In January of 1962, the great English philosopher Bertrand Russell (1872 – 1970) received a series of letters from an unlikely correspondent — Sir Oswald Mosley, who had founded the British Union of Fascists thirty years earlier. Mosley was inviting — or, rather, provoking — Russell to engage in a debate, in which he could persuade the moral philosopher of the merits of fascism.
Shortly before his 90th birthday, Russell wrote back:
Dear Sir Oswald,
Thank you for your letter and for your enclosures. I have given some thought to our recent correspondence. It is always difficult to decide on how to respond to people whose ethos is so alien and, in fact, repellent to one’s own. It is not that I take exception to the general points made by you but that every ounce of my energy has been devoted to an active opposition to cruel bigotry, compulsive violence, and the sadistic persecution which has characterised the philosophy and practice of fascism.
I feel obliged to say that the emotional universes we inhabit are so distinct, and in deepest ways opposed, that nothing fruitful or sincere could ever emerge from association between us.

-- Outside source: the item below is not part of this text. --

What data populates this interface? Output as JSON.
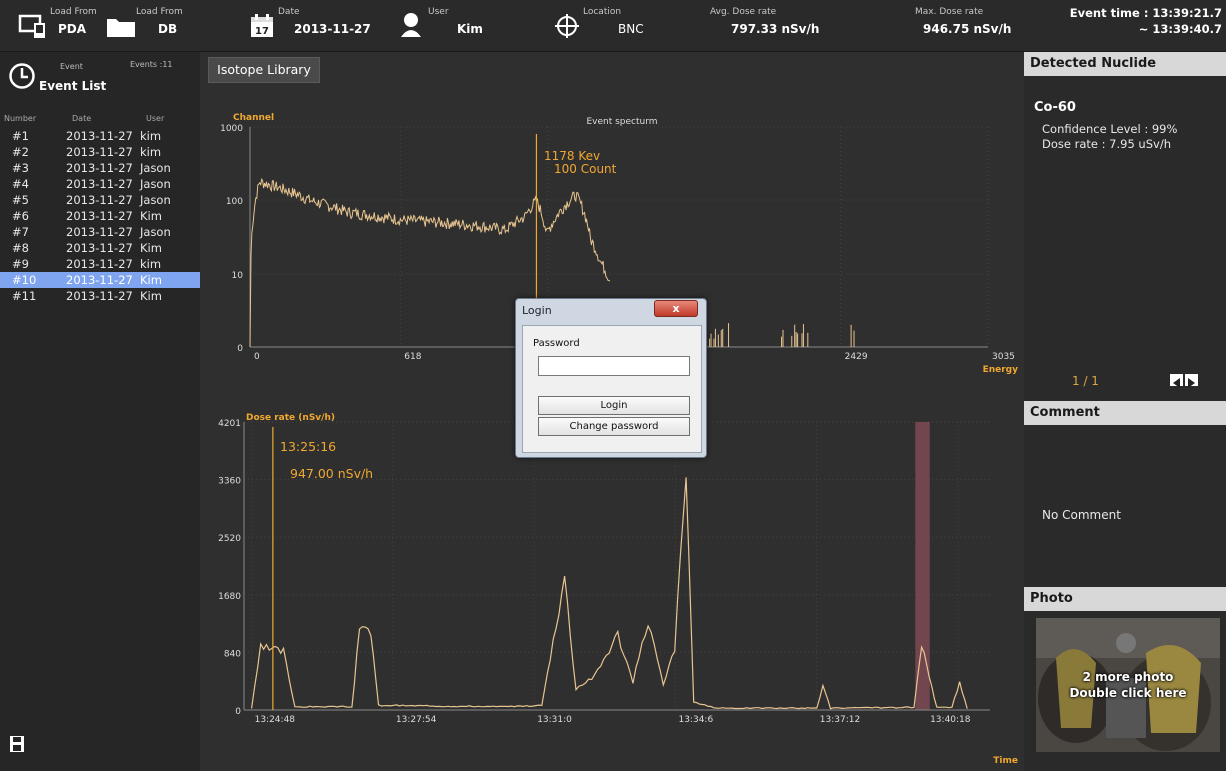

I should like you to understand the intensity of this conviction on my part. It is not out of any attempt to be rude that I say this but because of all that I value in human experience and human achievement.